            ins z l@(y:ys) | z <= y    = z : l
                           | otherwise = y : ins z ys

We test for the worst case when the length of the input is 1000 and it works fine.

Main> inssrt [1000,999..1]
[1,2,3,4,5,6,7,8,9,10,11,12,13,14,15,16,17,18,19,20,21,22,23,24,25,26,27,28,29,
... ... ,988,989,990,991,992,993,994,995,996,997,998,999,1000]

\paragraph{Insertion sort with counter that leaks memory}

    inssort p@(_,[]) = p
    inssort (n,x:xs) = ins x $ inssort (n,xs)
      where ins z (n,[]) = (n,[z])
            ins z (n,l@(y:ys))
              | z <= y    = (n+1, z:l)
              | otherwise = (n', y:ys') where (n',ys') = ins z (n+1,ys)

We test for the worst case when the length of the input is 1000 and it crashes because of memory leak due to constructing lengthy expression $1+1+1+\cdots $.

Main> inssort (0,[1000,999..1])
(Segmentation fault

\paragraph{Insertion sort with counter patched by obscure equality}

    inssort' p@(_,[]) = p
    inssort' (n,x:xs) = ins x $ inssort' (n,xs)
      where ins z (n,[]) = (n,[z])
            ins z (n,l@(y:ys))
                | n==n && z <= y    = (n+1, z:l)
                | n==n && otherwise = (n', y:ys') where (n',ys') = ins z (n+1,ys)

We test for the worst case when the length of the input is 1000 and it works because of the equality check forces evaluation of the counter value.

Main> inssort' (0,[1000,999..1])
(499500,[1,2,3,4,5,6,7,8,9,10,11,12,13,14,15,16,17,18,19,20,21,22,23,24,25,26,
... ... ,986,987,988,989,990,991,992,993,994,995,996,997,998,999,1000])

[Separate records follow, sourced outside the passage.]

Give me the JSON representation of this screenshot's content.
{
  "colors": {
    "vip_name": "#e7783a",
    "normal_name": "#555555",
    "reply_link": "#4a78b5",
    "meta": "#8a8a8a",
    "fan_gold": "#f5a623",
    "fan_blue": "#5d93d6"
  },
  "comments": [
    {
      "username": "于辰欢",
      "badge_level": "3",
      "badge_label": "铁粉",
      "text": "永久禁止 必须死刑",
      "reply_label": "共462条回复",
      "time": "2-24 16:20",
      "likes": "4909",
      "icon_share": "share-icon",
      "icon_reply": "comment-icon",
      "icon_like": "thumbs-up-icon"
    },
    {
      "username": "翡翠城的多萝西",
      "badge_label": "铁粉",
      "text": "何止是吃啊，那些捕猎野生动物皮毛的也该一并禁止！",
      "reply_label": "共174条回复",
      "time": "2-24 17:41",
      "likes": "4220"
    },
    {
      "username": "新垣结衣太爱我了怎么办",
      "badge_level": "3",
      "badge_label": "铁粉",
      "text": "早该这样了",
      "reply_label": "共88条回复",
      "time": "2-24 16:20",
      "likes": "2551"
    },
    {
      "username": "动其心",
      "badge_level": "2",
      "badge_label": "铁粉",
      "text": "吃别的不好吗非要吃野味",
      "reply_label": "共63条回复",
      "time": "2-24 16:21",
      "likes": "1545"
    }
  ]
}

3 Implementing physical equality in Haskell

I tried Hugs Version: 20050308 and GHC version 6.4.2 but only GHC worked. In Hugs, StablePtr a is not an instance of Eq.

implementation:

import Foreign
import System.IO.Unsafe
 
x === y = unsafePerformIO $
  do
    px <- newStablePtr x
    py <- newStablePtr y
    let ret = px == py
    freeStablePtr px
    freeStablePtr py
    return ret

usage:

data S a = S a
 
s = S (S [1..])
s2 = S (S [1..])
s3 = s
   ___         ___ _
  / _ \ /\  /\/ __(_)
 / /_\// /_/ / /  | |      GHC Interactive, version 6.4.2, for Haskell 98.
/ /_\\/ __  / /___| |      http://www.haskell.org/ghc/
\____/\/ /_/\____/|_|      Type :? for help.

Loading package base-1.0 ... linking ... done.
Compiling Main             ( Tst.hs, interpreted )
Ok, modules loaded: Main.
*Main> s === s
True
*Main> s === s2
False
*Main> s === s3
True

This implementation works and concurrncy or garbage collection does not affect the result. But it is very slow since newStablePtr, freeStablePtr operations are expensive because it changes the state of the garbage collector. Cheap operation that just peeks the address is needed for the implementation. I think the best way is to provide a primitive operator for this.

4 Related Papers and Websites